── Data shown

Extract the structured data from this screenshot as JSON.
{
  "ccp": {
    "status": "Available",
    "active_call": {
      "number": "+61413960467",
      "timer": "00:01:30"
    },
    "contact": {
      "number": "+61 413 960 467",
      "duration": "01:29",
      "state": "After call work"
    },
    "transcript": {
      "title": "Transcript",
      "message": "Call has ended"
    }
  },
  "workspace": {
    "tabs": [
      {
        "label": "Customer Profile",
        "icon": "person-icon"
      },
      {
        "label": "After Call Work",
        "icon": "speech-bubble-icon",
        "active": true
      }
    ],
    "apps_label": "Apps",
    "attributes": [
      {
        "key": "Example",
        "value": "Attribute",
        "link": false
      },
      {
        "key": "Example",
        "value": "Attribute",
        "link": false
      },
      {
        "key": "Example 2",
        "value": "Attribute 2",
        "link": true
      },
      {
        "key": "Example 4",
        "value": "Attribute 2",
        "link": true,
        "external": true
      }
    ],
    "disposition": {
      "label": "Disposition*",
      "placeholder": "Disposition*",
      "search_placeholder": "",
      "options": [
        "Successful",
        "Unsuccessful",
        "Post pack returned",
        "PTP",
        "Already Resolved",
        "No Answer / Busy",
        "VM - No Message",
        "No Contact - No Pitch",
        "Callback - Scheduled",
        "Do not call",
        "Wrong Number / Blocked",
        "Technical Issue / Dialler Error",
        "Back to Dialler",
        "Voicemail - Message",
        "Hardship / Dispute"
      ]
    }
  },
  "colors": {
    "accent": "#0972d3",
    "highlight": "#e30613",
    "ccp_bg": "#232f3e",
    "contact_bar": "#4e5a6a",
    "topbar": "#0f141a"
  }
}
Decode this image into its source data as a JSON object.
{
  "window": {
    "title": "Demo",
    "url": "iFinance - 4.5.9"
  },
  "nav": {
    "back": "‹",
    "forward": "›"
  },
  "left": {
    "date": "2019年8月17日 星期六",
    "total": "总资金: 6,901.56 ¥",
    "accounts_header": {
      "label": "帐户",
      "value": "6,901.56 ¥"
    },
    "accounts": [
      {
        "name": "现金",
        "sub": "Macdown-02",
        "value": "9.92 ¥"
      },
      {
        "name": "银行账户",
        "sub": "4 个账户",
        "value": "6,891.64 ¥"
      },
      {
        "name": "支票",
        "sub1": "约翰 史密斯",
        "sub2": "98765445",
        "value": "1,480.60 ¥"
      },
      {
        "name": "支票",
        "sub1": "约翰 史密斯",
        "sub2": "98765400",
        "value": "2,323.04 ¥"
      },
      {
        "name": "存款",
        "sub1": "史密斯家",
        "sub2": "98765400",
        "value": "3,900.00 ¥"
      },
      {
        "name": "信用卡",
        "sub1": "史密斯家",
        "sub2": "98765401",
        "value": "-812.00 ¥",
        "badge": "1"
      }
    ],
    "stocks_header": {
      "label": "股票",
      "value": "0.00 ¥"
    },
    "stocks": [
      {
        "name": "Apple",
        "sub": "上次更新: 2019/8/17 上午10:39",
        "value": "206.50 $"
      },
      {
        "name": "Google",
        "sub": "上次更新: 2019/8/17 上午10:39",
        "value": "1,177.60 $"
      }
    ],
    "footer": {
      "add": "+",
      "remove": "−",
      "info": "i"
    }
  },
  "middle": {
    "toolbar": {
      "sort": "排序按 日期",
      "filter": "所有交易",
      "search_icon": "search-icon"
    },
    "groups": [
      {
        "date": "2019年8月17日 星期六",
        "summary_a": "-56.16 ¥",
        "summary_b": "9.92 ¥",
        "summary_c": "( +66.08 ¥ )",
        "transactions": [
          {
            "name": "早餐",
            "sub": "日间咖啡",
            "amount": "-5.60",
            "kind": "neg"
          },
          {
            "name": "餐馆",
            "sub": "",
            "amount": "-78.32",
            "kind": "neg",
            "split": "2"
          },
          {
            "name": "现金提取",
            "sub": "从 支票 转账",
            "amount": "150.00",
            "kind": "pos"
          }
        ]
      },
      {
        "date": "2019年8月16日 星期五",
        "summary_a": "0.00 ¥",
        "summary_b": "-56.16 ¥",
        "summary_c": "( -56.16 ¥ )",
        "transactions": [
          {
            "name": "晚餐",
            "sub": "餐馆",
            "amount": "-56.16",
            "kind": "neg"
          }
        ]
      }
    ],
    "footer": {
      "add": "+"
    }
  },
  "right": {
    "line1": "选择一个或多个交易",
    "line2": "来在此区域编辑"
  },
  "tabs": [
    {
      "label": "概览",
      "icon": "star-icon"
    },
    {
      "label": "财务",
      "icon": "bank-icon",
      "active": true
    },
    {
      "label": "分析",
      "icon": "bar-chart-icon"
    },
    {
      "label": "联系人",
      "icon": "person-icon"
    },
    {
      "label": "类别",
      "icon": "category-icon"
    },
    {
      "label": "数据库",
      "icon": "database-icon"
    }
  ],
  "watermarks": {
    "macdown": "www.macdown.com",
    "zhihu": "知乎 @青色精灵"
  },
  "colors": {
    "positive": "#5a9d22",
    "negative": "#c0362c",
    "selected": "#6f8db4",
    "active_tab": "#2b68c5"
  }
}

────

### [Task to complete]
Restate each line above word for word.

### [Exercise response]
Extract the structured data from this screenshot as JSON.
{
  "ccp": {
    "status": "Available",
    "active_call": {
      "number": "+61413960467",
      "timer": "00:01:30"
    },
    "contact": {
      "number": "+61 413 960 467",
      "duration": "01:29",
      "state": "After call work"
    },
    "transcript": {
      "title": "Transcript",
      "message": "Call has ended"
    }
  },
  "workspace": {
    "tabs": [
      {
        "label": "Customer Profile",
        "icon": "person-icon"
      },
      {
        "label": "After Call Work",
        "icon": "speech-bubble-icon",
        "active": true
      }
    ],
    "apps_label": "Apps",
    "attributes": [
      {
        "key": "Example",
        "value": "Attribute",
        "link": false
      },
      {
        "key": "Example",
        "value": "Attribute",
        "link": false
      },
      {
        "key": "Example 2",
        "value": "Attribute 2",
        "link": true
      },
      {
        "key": "Example 4",
        "value": "Attribute 2",
        "link": true,
        "external": true
      }
    ],
    "disposition": {
      "label": "Disposition*",
      "placeholder": "Disposition*",
      "search_placeholder": "",
      "options": [
        "Successful",
        "Unsuccessful",
        "Post pack returned",
        "PTP",
        "Already Resolved",
        "No Answer / Busy",
        "VM - No Message",
        "No Contact - No Pitch",
        "Callback - Scheduled",
        "Do not call",
        "Wrong Number / Blocked",
        "Technical Issue / Dialler Error",
        "Back to Dialler",
        "Voicemail - Message",
        "Hardship / Dispute"
      ]
    }
  },
  "colors": {
    "accent": "#0972d3",
    "highlight": "#e30613",
    "ccp_bg": "#232f3e",
    "contact_bar": "#4e5a6a",
    "topbar": "#0f141a"
  }
}
Decode this image into its source data as a JSON object.
{
  "window": {
    "title": "Demo",
    "url": "iFinance - 4.5.9"
  },
  "nav": {
    "back": "‹",
    "forward": "›"
  },
  "left": {
    "date": "2019年8月17日 星期六",
    "total": "总资金: 6,901.56 ¥",
    "accounts_header": {
      "label": "帐户",
      "value": "6,901.56 ¥"
    },
    "accounts": [
      {
        "name": "现金",
        "sub": "Macdown-02",
        "value": "9.92 ¥"
      },
      {
        "name": "银行账户",
        "sub": "4 个账户",
        "value": "6,891.64 ¥"
      },
      {
        "name": "支票",
        "sub1": "约翰 史密斯",
        "sub2": "98765445",
        "value": "1,480.60 ¥"
      },
      {
        "name": "支票",
        "sub1": "约翰 史密斯",
        "sub2": "98765400",
        "value": "2,323.04 ¥"
      },
      {
        "name": "存款",
        "sub1": "史密斯家",
        "sub2": "98765400",
        "value": "3,900.00 ¥"
      },
      {
        "name": "信用卡",
        "sub1": "史密斯家",
        "sub2": "98765401",
        "value": "-812.00 ¥",
        "badge": "1"
      }
    ],
    "stocks_header": {
      "label": "股票",
      "value": "0.00 ¥"
    },
    "stocks": [
      {
        "name": "Apple",
        "sub": "上次更新: 2019/8/17 上午10:39",
        "value": "206.50 $"
      },
      {
        "name": "Google",
        "sub": "上次更新: 2019/8/17 上午10:39",
        "value": "1,177.60 $"
      }
    ],
    "footer": {
      "add": "+",
      "remove": "−",
      "info": "i"
    }
  },
  "middle": {
    "toolbar": {
      "sort": "排序按 日期",
      "filter": "所有交易",
      "search_icon": "search-icon"
    },
    "groups": [
      {
        "date": "2019年8月17日 星期六",
        "summary_a": "-56.16 ¥",
        "summary_b": "9.92 ¥",
        "summary_c": "( +66.08 ¥ )",
        "transactions": [
          {
            "name": "早餐",
            "sub": "日间咖啡",
            "amount": "-5.60",
            "kind": "neg"
          },
          {
            "name": "餐馆",
            "sub": "",
            "amount": "-78.32",
            "kind": "neg",
            "split": "2"
          },
          {
            "name": "现金提取",
            "sub": "从 支票 转账",
            "amount": "150.00",
            "kind": "pos"
          }
        ]
      },
      {
        "date": "2019年8月16日 星期五",
        "summary_a": "0.00 ¥",
        "summary_b": "-56.16 ¥",
        "summary_c": "( -56.16 ¥ )",
        "transactions": [
          {
            "name": "晚餐",
            "sub": "餐馆",
            "amount": "-56.16",
            "kind": "neg"
          }
        ]
      }
    ],
    "footer": {
      "add": "+"
    }
  },
  "right": {
    "line1": "选择一个或多个交易",
    "line2": "来在此区域编辑"
  },
  "tabs": [
    {
      "label": "概览",
      "icon": "star-icon"
    },
    {
      "label": "财务",
      "icon": "bank-icon",
      "active": true
    },
    {
      "label": "分析",
      "icon": "bar-chart-icon"
    },
    {
      "label": "联系人",
      "icon": "person-icon"
    },
    {
      "label": "类别",
      "icon": "category-icon"
    },
    {
      "label": "数据库",
      "icon": "database-icon"
    }
  ],
  "watermarks": {
    "macdown": "www.macdown.com",
    "zhihu": "知乎 @青色精灵"
  },
  "colors": {
    "positive": "#5a9d22",
    "negative": "#c0362c",
    "selected": "#6f8db4",
    "active_tab": "#2b68c5"
  }
}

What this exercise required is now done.